Ramon co-founded PCUN in 1985 and has been PCUN President since 1995. He has received numerous recognitions, including the Jeanette Rankin Award for lifetime activism from the Social Justice Fund Northwest in 2008, a Leadership for a Change World award from the Ford Foundation in 2003, and a Charles F. Bannerman Fellowship in 2000. Ramon co-founded CAUSA, Oregon’s immigrants rights coalition, in 1996 and has served as one of it principal leaders. Ramón has served as board president of Farmworker Housing Development Corporation since 1995 and he is a former Board President of the Western States Center. He is board chair of Farmworker Justice, and he serves on the boards of the Center for Social Inclusion, the Northwest Federation of Community Organizations, and the UFW Foundation. Ramón was founding board president of the Coalition for Comprehensive Immigration Reform, at the center of the immigration reform debate. A native of East Los Angeles and became politically active as a teenager following the anti-Vietnam War march there on August 29, 1970. Ramón has lived in the northwest for thirty-five year and he attended St. Martins College, University of Washington, and Colegio Cesar Chavez.

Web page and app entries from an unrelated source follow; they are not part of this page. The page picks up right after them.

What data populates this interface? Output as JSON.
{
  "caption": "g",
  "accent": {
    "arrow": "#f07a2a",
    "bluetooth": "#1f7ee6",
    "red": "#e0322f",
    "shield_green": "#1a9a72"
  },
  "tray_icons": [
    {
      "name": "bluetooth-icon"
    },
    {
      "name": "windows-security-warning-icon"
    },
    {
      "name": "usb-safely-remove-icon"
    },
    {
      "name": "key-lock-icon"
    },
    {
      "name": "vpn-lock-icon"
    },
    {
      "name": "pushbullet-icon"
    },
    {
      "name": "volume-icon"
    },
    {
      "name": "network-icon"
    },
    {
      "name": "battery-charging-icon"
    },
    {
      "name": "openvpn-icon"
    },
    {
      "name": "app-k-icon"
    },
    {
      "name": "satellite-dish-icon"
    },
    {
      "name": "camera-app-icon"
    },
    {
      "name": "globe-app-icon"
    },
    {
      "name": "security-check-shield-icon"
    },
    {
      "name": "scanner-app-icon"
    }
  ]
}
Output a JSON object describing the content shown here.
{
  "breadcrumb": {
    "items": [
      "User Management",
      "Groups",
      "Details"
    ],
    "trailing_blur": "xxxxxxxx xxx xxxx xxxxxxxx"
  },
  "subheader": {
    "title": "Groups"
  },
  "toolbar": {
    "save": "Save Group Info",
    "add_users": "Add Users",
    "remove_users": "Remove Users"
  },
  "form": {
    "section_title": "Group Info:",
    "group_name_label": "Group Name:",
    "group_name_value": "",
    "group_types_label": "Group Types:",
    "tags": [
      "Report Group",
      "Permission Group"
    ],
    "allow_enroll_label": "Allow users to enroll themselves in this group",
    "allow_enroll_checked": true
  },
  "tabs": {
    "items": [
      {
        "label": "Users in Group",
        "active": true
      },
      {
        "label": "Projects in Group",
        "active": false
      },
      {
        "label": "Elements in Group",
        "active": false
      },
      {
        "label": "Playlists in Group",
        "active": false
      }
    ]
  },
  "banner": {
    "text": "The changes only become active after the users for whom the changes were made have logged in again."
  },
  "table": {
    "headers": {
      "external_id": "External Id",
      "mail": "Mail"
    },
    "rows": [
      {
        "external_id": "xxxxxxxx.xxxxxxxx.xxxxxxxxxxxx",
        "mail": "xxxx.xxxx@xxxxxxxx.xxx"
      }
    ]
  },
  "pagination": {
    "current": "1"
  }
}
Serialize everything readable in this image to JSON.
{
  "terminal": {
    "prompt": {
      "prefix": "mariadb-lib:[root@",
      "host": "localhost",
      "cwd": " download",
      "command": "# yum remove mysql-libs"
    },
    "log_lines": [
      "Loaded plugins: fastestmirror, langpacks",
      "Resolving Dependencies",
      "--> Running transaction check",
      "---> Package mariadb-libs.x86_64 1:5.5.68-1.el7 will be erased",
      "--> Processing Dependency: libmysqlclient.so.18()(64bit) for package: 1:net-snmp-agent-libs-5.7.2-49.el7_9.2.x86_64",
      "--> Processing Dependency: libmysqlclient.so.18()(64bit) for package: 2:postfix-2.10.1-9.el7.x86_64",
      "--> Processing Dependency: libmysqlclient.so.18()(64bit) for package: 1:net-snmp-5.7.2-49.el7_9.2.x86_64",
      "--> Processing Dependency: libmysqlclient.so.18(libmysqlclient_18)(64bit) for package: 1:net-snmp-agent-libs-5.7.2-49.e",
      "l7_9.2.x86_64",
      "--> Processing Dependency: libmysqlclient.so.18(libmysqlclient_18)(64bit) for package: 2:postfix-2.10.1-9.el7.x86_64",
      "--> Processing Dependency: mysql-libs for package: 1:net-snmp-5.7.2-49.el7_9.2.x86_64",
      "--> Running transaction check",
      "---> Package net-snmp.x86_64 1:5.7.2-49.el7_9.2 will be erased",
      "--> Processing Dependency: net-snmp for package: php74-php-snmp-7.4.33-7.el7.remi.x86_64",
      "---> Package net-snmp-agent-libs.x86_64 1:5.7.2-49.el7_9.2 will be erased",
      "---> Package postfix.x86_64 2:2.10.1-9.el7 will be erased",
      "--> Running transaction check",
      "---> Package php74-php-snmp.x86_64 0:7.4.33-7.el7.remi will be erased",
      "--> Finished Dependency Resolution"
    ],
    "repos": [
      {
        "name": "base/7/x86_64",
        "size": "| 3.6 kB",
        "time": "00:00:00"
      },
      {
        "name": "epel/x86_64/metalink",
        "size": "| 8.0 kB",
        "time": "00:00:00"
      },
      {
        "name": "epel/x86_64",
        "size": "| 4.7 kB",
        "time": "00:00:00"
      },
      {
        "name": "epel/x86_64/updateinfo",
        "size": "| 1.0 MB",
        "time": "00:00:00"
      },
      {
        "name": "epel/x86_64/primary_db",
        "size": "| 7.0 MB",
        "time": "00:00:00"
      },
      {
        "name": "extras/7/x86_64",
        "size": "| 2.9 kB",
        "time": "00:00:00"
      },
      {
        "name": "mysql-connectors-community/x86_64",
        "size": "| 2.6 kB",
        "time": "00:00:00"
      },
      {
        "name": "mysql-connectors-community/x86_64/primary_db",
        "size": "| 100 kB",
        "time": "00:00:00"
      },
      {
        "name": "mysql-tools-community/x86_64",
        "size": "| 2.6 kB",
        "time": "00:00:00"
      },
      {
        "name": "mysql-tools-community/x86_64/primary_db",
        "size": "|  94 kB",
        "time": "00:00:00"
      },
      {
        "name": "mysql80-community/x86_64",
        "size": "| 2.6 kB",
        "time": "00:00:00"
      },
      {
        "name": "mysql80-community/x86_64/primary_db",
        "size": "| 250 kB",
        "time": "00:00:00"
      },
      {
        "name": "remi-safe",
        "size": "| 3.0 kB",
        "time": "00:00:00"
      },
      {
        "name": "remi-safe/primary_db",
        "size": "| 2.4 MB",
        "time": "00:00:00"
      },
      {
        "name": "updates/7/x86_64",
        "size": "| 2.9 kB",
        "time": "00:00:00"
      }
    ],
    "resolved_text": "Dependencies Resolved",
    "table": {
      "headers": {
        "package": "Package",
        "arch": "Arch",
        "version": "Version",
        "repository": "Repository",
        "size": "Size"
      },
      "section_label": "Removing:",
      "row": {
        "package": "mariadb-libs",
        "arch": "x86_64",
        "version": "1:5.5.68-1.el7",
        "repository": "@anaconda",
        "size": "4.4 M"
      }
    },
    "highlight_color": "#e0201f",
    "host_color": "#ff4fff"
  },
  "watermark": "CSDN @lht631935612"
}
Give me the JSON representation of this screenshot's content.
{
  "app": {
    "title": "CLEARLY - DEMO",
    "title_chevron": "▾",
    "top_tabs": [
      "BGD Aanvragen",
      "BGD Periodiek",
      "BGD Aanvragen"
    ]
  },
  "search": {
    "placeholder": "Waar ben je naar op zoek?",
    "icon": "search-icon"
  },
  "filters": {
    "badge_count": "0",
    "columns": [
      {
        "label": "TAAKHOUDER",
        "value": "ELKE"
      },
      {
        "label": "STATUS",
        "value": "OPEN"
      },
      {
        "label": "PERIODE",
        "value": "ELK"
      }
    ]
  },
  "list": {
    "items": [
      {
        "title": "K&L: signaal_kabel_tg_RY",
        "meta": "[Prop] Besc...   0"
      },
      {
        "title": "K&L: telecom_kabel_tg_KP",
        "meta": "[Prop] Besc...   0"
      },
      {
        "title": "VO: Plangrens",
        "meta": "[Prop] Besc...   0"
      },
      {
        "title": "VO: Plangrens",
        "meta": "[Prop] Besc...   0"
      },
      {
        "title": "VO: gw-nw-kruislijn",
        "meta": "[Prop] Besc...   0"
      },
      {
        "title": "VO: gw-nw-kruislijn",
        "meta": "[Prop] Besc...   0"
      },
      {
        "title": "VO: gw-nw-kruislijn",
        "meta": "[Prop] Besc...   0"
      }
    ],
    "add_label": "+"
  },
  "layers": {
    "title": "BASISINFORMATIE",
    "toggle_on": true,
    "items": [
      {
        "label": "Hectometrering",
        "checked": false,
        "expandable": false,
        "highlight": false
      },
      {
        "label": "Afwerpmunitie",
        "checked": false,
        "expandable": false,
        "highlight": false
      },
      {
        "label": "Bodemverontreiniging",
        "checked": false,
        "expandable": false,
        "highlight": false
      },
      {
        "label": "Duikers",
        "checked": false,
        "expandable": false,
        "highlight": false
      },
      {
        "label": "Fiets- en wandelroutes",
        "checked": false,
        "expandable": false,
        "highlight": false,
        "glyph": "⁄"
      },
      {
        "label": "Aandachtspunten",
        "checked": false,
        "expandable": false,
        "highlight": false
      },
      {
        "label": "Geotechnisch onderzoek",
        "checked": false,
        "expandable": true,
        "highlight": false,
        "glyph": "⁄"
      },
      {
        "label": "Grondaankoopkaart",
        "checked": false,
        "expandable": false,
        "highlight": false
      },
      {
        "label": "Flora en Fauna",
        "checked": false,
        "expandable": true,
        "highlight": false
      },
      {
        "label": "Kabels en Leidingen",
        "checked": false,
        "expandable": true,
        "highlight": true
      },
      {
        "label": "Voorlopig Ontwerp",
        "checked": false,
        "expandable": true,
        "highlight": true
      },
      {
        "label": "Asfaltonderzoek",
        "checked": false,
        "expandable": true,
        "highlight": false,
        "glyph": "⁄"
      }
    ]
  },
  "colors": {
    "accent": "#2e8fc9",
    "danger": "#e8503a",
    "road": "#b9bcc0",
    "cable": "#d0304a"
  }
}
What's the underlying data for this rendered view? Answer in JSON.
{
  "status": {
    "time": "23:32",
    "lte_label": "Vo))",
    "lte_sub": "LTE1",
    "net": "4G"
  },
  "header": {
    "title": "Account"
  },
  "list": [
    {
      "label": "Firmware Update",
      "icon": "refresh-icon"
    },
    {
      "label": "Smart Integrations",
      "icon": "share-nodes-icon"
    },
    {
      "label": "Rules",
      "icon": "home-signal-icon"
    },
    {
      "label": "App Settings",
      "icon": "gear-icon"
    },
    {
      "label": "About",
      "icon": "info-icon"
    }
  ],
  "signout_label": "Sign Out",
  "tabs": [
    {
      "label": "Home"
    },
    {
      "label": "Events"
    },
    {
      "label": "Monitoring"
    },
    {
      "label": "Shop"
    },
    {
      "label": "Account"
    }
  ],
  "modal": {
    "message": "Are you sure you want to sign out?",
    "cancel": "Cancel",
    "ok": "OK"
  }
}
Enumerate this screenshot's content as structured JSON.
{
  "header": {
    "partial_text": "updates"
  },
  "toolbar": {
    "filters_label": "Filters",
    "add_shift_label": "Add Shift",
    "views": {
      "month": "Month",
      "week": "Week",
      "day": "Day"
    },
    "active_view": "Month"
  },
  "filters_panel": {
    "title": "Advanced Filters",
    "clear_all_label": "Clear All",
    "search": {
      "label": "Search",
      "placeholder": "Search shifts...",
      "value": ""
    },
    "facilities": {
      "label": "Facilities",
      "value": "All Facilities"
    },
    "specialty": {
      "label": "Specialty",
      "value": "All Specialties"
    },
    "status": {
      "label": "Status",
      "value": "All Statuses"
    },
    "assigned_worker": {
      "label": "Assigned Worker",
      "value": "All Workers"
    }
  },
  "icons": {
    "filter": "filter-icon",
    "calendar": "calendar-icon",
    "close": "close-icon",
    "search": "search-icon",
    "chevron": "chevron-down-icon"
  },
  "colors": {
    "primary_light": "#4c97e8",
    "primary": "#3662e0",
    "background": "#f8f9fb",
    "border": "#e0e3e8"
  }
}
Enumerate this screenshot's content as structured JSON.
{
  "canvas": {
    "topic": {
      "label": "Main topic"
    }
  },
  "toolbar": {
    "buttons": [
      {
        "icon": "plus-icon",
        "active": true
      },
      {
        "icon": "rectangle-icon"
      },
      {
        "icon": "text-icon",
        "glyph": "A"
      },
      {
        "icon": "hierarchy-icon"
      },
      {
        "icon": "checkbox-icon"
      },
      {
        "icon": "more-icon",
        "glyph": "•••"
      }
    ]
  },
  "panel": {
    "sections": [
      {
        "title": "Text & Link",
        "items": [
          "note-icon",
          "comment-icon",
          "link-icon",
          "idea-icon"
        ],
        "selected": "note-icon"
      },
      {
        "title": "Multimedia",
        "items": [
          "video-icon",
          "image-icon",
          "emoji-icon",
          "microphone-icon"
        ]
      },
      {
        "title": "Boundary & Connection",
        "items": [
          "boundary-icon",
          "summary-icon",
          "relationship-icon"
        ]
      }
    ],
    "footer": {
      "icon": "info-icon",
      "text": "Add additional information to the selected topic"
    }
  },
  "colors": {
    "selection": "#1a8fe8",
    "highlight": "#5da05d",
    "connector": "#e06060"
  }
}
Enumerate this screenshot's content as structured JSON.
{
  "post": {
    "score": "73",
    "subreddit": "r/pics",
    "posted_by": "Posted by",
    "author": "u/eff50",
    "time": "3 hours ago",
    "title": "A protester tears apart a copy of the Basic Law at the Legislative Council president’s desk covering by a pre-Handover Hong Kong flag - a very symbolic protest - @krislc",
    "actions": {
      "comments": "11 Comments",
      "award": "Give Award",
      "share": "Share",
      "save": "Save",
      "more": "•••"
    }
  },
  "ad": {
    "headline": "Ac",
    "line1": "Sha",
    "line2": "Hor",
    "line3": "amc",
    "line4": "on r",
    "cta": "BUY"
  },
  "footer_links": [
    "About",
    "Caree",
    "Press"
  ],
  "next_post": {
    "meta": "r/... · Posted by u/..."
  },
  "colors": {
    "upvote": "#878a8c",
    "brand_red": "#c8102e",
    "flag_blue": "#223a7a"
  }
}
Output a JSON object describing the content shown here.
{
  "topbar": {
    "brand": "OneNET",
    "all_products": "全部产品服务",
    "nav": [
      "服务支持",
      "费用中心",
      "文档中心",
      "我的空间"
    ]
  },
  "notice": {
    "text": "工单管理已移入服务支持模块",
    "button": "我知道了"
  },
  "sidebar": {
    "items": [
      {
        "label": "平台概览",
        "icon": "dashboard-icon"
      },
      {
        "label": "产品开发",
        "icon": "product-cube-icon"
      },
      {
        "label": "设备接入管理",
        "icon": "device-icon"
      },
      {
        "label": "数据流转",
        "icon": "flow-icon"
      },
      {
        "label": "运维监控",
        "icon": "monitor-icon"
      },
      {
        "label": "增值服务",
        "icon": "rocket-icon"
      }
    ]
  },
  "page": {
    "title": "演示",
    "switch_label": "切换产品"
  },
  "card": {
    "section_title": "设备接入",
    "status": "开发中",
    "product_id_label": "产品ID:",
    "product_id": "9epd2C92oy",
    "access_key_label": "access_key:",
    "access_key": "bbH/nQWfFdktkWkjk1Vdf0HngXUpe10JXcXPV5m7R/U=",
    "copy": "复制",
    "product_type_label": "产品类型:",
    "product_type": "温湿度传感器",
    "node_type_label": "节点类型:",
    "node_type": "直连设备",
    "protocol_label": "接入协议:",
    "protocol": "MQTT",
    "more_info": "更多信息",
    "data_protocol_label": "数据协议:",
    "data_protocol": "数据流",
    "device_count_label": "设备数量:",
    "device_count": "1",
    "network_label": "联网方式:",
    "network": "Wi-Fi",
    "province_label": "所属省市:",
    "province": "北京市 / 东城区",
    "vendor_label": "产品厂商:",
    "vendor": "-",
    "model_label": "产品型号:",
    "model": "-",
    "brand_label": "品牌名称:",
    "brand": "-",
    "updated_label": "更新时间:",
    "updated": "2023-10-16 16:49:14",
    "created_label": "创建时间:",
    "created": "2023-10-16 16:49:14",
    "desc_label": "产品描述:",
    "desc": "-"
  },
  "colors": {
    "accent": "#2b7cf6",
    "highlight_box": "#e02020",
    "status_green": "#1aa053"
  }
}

One of 11 children born and raised in Arizona to Migrant Farm workers. In 2006, I served as the Treasurer and Spokesperson for the Arizona Minimum Wage Coalition, which successfully established a minimum wage, with automatic annual indexing to the cost of living through ballot initiative. I have led the community in a campaign for participation and civic engagement to increase latino voter registration and I assisted in reforming the Maricopa County Sheriff’s Office and I have also assisted thousands of legal permanent residents apply for citizenship at citizenship fairs.
Javier oversees the organizing and policy work at Make the Road New York in the areas of civic participation, civil rights, education, housing, environmental justice, and immigration. He also supervises MRNY’s administrative and operations functions. Previously, Javier served as the Director of Advocacy at the New York Immigration Coalition (NYIC), where he oversaw the policy and budget agenda, as well as work in the areas of housing, immigration and parks. While at the NYIC, Javier’s work was instrumental in the passage of the Safe Housing Act and Executive Order 120. Javier also led the Immigrant Advocacy Fellowship, a leadership program for emerging immigrant leaders in the city and state. Until August 2005, Javier was the Program Officer for Latin America at the Synergos Institute where he worked extensively in the US-Mexico border region, Dominican Republic and Ecuador. Prior to joining Synergos, Javier served as a Peace Corps Volunteer in Guatemala, and worked with Banco Nacional de la Vivienda in the Dominican Republic in the design, presentation, and administration of urbanization projects. He holds a Master’s Degree in Urban Planning from New York University and has two sons.